▶ [THE TASK] Below are records; give the number of their lines that contain "JSON", and only that number.

─── THE RECORDS

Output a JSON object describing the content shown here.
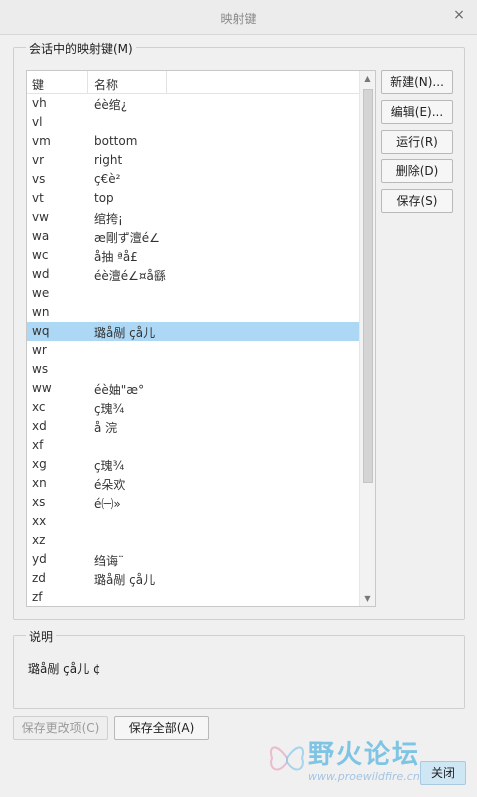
{
  "window": {
    "title": "映射键",
    "close_symbol": "×"
  },
  "mappings_group": {
    "label": "会话中的映射键(M)"
  },
  "list": {
    "columns": {
      "key": "键",
      "name": "名称"
    },
    "rows": [
      {
        "key": "vh",
        "name": "éè绾¿",
        "selected": false
      },
      {
        "key": "vl",
        "name": "",
        "selected": false
      },
      {
        "key": "vm",
        "name": "bottom",
        "selected": false
      },
      {
        "key": "vr",
        "name": "right",
        "selected": false
      },
      {
        "key": "vs",
        "name": "ç€è²",
        "selected": false
      },
      {
        "key": "vt",
        "name": "top",
        "selected": false
      },
      {
        "key": "vw",
        "name": "绾挎¡",
        "selected": false
      },
      {
        "key": "wa",
        "name": "æ剛ず澶é∠",
        "selected": false
      },
      {
        "key": "wc",
        "name": "å抽   ªå£",
        "selected": false
      },
      {
        "key": "wd",
        "name": "éè澶é∠¤å繇",
        "selected": false
      },
      {
        "key": "we",
        "name": "",
        "selected": false
      },
      {
        "key": "wn",
        "name": "",
        "selected": false
      },
      {
        "key": "wq",
        "name": "璐å剮   çå儿",
        "selected": true
      },
      {
        "key": "wr",
        "name": "",
        "selected": false
      },
      {
        "key": "ws",
        "name": "",
        "selected": false
      },
      {
        "key": "ww",
        "name": "éè妯\"æ°",
        "selected": false
      },
      {
        "key": "xc",
        "name": "ç瑰¾",
        "selected": false
      },
      {
        "key": "xd",
        "name": "å 浣",
        "selected": false
      },
      {
        "key": "xf",
        "name": "",
        "selected": false
      },
      {
        "key": "xg",
        "name": "ç瑰¾",
        "selected": false
      },
      {
        "key": "xn",
        "name": "é朵欢",
        "selected": false
      },
      {
        "key": "xs",
        "name": "é㈠»",
        "selected": false
      },
      {
        "key": "xx",
        "name": "",
        "selected": false
      },
      {
        "key": "xz",
        "name": "",
        "selected": false
      },
      {
        "key": "yd",
        "name": "绉诲¨",
        "selected": false
      },
      {
        "key": "zd",
        "name": "璐å剮   çå儿",
        "selected": false
      },
      {
        "key": "zf",
        "name": "",
        "selected": false
      }
    ]
  },
  "buttons": {
    "new": "新建(N)...",
    "edit": "编辑(E)...",
    "run": "运行(R)",
    "delete": "删除(D)",
    "save": "保存(S)"
  },
  "description_group": {
    "label": "说明",
    "text": "璐å剮   çå儿   ¢"
  },
  "footer": {
    "save_changes": "保存更改项(C)",
    "save_all": "保存全部(A)",
    "close": "关闭"
  },
  "watermark": {
    "brand": "野火论坛",
    "url": "www.proewildfire.cn"
  },
  "colors": {
    "selection": "#add8f5",
    "watermark": "#59b6e0"
  }
}
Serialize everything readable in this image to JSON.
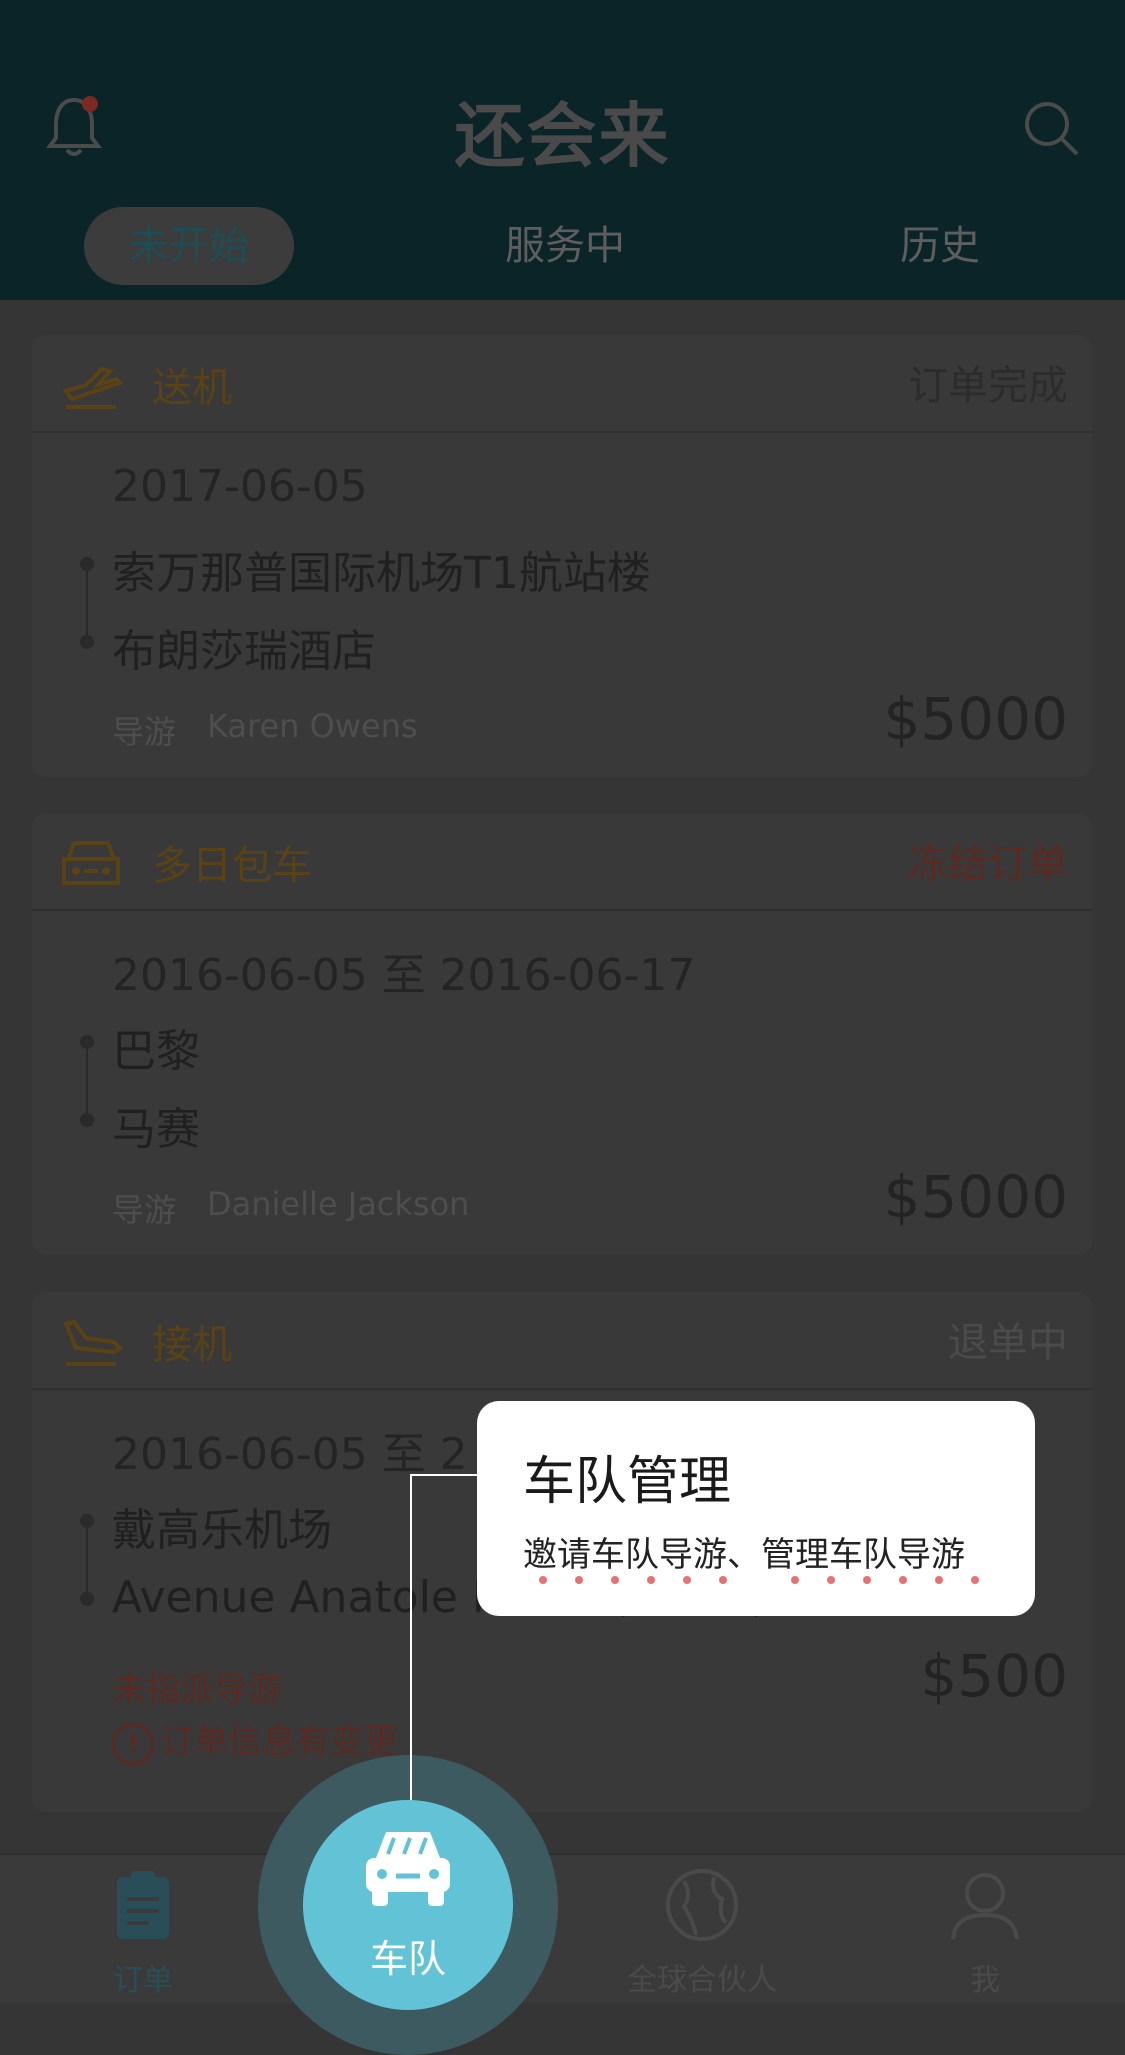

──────

▶ [FINISHED TASK] 2